■ **TRY IT**:
Copy out each line of the data that contains "OPTIONAL".

━━━ TASK MATERIAL ━━━

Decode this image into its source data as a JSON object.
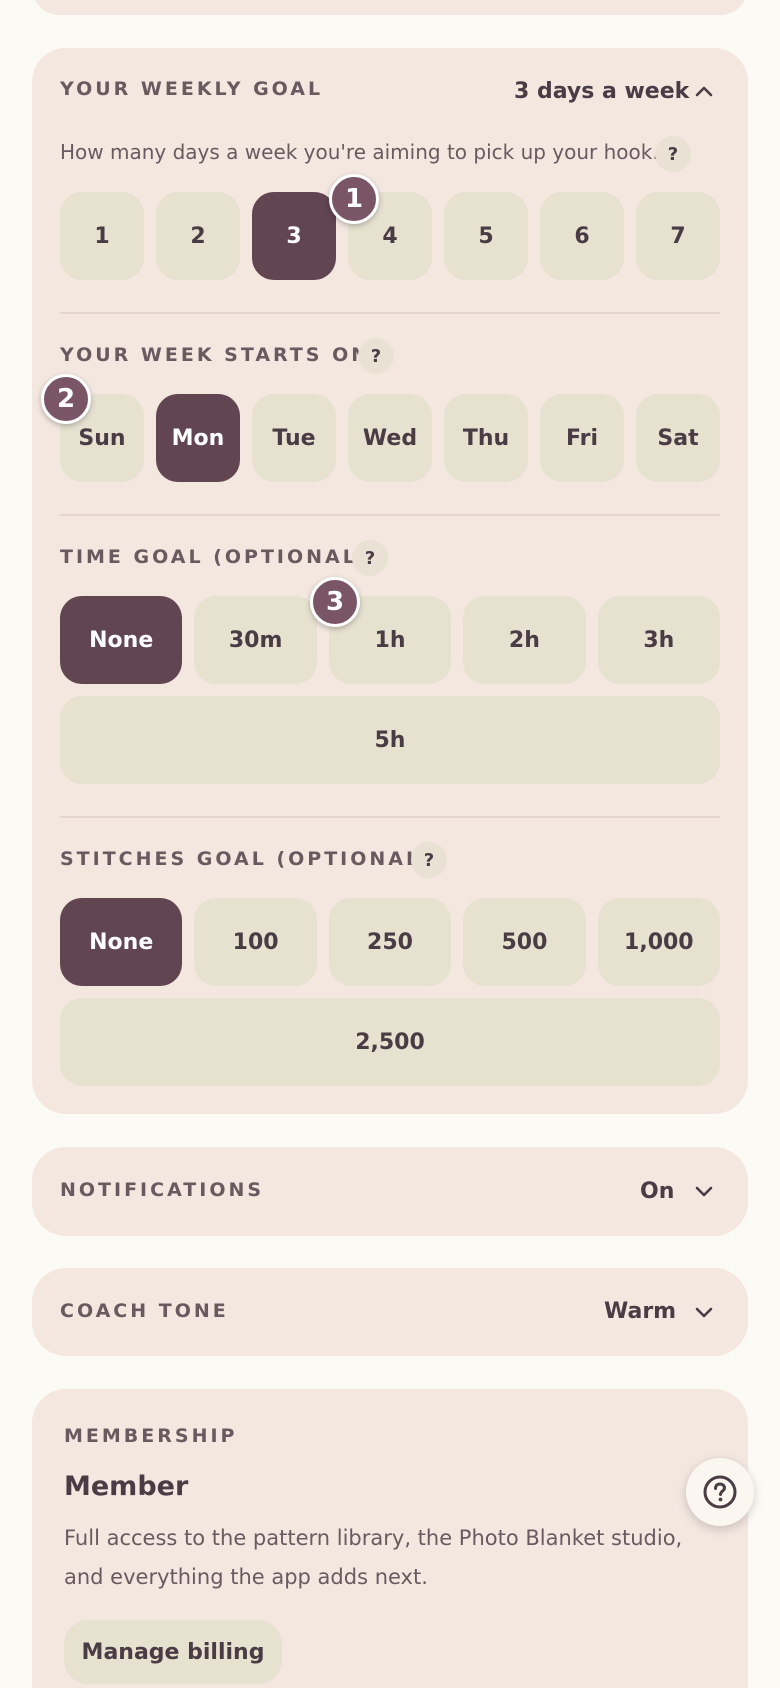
{
  "weekly_goal": {
    "label": "YOUR WEEKLY GOAL",
    "value": "3 days a week",
    "description": "How many days a week you're aiming to pick up your hook.",
    "help": "?",
    "options": [
      "1",
      "2",
      "3",
      "4",
      "5",
      "6",
      "7"
    ],
    "selected": "3",
    "badge": "1"
  },
  "week_start": {
    "label": "YOUR WEEK STARTS ON",
    "help": "?",
    "options": [
      "Sun",
      "Mon",
      "Tue",
      "Wed",
      "Thu",
      "Fri",
      "Sat"
    ],
    "selected": "Mon",
    "badge": "2"
  },
  "time_goal": {
    "label": "TIME GOAL (OPTIONAL)",
    "help": "?",
    "options": [
      "None",
      "30m",
      "1h",
      "2h",
      "3h"
    ],
    "wide_option": "5h",
    "selected": "None",
    "badge": "3"
  },
  "stitches_goal": {
    "label": "STITCHES GOAL (OPTIONAL)",
    "help": "?",
    "options": [
      "None",
      "100",
      "250",
      "500",
      "1,000"
    ],
    "wide_option": "2,500",
    "selected": "None"
  },
  "notifications": {
    "label": "NOTIFICATIONS",
    "value": "On"
  },
  "coach_tone": {
    "label": "COACH TONE",
    "value": "Warm"
  },
  "membership": {
    "label": "MEMBERSHIP",
    "title": "Member",
    "description": "Full access to the pattern library, the Photo Blanket studio, and everything the app adds next.",
    "billing_button": "Manage billing"
  },
  "icons": {
    "chevron_up": "chevron-up-icon",
    "chevron_down": "chevron-down-icon",
    "help_fab": "help-circle-icon"
  },
  "colors": {
    "background": "#fcfaf4",
    "card": "#f3e7e0",
    "option": "#e7e1d0",
    "selected": "#614551",
    "badge": "#7a5566",
    "text": "#4a3c44"
  }
}
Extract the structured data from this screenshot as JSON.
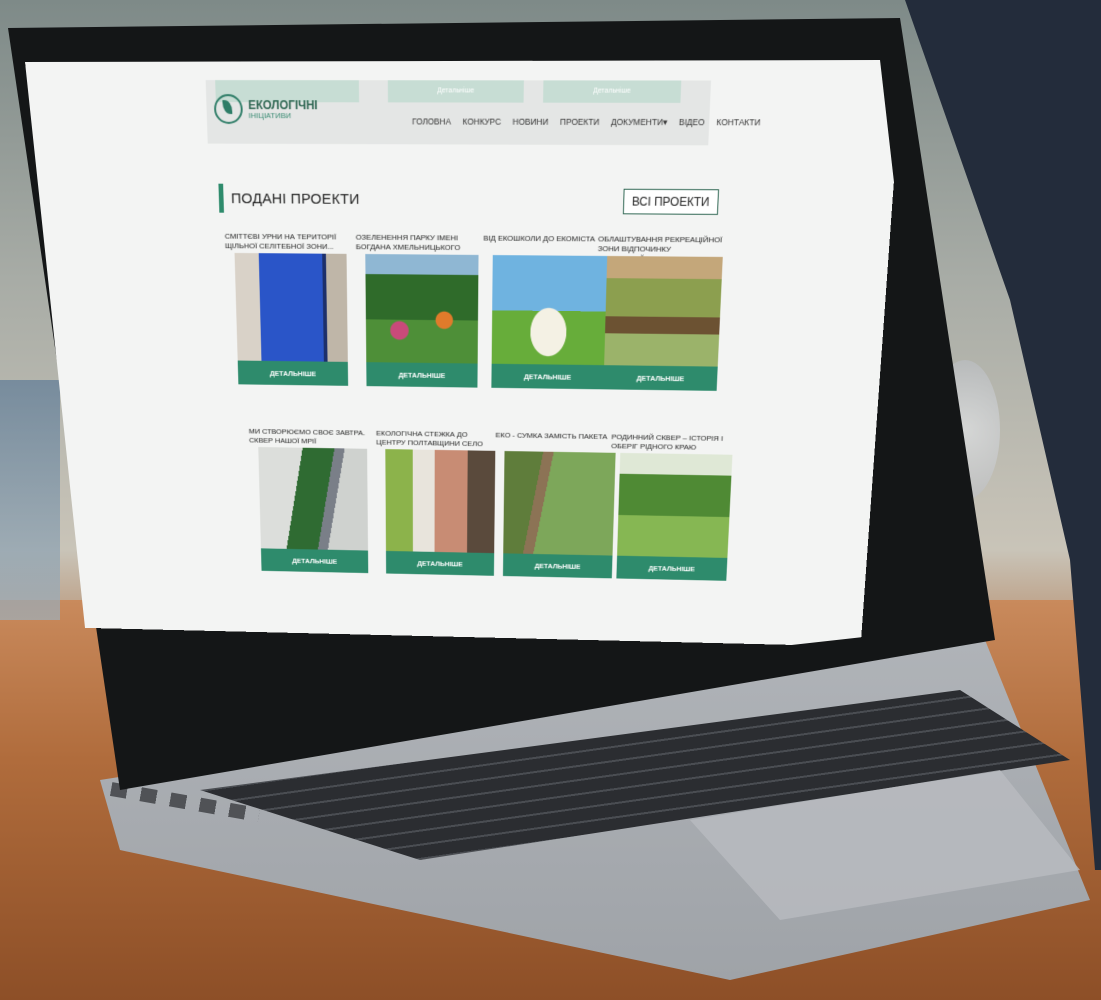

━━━

■ **TASK SOLUTION**:
    "label": "TIME GOAL (OPTIONAL)",
    "label": "STITCHES GOAL (OPTIONAL)",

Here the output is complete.